>>>>>
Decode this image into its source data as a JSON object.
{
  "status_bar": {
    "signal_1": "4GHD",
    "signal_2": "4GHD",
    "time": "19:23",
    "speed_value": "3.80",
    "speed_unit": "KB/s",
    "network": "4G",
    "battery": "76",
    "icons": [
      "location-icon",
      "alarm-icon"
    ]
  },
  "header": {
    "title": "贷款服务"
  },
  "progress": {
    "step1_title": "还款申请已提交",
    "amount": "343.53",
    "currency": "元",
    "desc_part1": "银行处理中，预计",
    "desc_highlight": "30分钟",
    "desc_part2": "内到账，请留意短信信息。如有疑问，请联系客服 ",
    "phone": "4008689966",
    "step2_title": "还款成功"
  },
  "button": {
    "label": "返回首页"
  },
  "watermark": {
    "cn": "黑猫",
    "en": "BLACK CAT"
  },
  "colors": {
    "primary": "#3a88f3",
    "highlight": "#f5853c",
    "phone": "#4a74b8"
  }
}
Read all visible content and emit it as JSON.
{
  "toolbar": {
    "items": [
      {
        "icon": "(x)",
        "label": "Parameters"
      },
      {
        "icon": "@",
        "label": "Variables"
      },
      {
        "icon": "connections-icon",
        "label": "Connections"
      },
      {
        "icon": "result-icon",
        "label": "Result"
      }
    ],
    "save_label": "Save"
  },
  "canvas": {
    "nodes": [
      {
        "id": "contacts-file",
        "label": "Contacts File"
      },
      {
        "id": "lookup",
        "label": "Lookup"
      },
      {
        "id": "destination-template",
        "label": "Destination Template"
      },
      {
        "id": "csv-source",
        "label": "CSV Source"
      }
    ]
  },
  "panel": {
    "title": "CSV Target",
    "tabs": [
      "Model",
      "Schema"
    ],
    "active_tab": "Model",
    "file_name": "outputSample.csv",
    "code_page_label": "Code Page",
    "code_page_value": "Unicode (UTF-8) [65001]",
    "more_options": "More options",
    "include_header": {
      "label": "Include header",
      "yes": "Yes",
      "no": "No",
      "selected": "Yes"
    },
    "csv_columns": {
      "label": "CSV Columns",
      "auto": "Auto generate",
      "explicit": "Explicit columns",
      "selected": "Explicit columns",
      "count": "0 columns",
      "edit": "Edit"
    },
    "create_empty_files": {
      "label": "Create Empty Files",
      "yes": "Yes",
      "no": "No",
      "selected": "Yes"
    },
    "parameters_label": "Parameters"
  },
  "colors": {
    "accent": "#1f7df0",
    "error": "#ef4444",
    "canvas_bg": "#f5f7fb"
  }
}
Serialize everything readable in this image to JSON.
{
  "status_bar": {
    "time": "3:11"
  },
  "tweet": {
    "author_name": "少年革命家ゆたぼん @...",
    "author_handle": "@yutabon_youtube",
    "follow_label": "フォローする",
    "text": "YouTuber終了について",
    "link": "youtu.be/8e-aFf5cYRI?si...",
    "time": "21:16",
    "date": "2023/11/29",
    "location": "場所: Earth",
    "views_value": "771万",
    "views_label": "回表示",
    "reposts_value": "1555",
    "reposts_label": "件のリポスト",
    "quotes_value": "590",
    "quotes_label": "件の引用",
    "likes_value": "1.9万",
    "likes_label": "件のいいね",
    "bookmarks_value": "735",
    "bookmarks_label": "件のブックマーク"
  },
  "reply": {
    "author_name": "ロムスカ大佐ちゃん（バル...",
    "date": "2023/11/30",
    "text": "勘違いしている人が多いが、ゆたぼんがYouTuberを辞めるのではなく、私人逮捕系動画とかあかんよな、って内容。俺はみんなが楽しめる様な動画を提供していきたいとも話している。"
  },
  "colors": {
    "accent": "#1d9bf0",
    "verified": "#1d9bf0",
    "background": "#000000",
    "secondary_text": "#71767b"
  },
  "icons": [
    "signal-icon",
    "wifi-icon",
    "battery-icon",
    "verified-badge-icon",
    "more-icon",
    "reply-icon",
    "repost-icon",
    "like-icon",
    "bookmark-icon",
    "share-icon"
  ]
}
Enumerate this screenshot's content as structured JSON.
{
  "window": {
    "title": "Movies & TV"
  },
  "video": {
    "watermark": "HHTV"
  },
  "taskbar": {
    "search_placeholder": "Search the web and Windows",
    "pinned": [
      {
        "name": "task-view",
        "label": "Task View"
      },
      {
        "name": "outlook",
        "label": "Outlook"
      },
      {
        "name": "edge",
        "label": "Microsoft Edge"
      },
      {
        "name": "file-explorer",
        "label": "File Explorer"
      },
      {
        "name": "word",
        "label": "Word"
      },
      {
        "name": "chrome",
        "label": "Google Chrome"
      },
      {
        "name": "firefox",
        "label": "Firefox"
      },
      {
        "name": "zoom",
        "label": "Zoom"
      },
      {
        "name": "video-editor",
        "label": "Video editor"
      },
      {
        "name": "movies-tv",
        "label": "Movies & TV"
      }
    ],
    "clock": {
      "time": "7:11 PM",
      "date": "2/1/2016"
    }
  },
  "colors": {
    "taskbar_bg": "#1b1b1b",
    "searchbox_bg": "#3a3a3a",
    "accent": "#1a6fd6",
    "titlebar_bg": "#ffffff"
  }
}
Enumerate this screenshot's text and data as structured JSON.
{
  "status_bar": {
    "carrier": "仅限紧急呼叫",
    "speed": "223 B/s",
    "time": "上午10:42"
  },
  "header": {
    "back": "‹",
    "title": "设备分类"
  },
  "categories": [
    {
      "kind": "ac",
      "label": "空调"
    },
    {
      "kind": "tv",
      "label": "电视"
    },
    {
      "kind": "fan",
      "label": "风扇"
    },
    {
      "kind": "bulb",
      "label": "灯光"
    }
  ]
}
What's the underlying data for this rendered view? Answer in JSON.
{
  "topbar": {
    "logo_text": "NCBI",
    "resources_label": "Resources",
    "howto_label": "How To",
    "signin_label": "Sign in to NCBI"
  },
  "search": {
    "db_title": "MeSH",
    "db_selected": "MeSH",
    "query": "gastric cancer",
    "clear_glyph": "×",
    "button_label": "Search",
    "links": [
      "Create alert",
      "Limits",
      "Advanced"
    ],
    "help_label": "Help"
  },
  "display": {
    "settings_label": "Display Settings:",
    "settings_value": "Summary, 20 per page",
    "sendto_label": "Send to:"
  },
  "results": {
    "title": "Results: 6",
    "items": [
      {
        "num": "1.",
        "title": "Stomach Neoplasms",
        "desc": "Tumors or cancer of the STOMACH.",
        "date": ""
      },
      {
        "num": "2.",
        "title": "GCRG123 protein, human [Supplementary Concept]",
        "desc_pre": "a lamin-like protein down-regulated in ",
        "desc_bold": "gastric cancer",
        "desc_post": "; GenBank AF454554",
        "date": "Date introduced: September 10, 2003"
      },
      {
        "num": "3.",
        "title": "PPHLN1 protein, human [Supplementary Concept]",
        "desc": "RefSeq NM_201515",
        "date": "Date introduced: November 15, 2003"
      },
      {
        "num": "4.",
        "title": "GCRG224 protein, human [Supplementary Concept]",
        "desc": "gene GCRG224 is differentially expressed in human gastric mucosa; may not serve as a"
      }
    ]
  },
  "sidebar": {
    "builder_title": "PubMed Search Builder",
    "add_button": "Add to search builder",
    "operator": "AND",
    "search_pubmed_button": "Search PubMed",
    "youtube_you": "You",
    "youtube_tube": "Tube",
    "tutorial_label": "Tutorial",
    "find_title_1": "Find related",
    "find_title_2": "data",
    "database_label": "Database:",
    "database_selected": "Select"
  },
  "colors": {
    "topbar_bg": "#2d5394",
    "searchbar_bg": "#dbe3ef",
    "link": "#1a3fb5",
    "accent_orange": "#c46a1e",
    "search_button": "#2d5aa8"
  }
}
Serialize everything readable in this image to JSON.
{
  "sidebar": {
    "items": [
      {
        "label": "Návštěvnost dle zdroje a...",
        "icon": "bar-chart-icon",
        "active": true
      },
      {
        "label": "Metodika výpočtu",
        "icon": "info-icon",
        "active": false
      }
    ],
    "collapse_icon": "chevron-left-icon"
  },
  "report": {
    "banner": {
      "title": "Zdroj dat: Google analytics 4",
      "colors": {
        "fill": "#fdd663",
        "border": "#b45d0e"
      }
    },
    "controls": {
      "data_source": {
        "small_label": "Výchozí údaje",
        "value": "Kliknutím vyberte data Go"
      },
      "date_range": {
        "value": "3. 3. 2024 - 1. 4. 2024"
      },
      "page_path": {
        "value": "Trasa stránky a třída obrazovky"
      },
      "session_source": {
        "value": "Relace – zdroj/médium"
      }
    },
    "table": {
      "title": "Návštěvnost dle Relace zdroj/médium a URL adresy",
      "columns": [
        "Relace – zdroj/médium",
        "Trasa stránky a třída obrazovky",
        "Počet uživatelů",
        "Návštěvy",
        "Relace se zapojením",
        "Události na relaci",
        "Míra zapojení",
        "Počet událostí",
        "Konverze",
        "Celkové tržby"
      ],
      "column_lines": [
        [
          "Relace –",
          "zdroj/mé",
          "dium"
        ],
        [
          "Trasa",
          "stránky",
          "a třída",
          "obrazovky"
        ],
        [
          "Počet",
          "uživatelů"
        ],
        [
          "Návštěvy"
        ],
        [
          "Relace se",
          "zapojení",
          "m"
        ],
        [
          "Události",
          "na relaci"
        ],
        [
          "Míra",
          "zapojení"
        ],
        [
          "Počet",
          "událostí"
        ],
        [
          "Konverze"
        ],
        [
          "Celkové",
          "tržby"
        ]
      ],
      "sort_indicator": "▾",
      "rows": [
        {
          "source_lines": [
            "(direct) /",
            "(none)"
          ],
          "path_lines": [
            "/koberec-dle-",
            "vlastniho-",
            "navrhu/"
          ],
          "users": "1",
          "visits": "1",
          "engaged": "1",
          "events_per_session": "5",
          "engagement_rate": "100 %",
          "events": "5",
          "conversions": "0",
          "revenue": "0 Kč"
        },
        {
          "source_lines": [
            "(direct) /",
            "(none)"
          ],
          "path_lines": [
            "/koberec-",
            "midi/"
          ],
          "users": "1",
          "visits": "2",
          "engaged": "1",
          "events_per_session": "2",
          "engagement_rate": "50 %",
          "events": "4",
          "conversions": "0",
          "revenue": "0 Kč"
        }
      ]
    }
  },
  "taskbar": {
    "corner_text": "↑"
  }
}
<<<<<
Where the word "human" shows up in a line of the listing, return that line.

        "title": "GCRG123 protein, human [Supplementary Concept]",
        "title": "PPHLN1 protein, human [Supplementary Concept]",
        "title": "GCRG224 protein, human [Supplementary Concept]",
        "desc": "gene GCRG224 is differentially expressed in human gastric mucosa; may not serve as a"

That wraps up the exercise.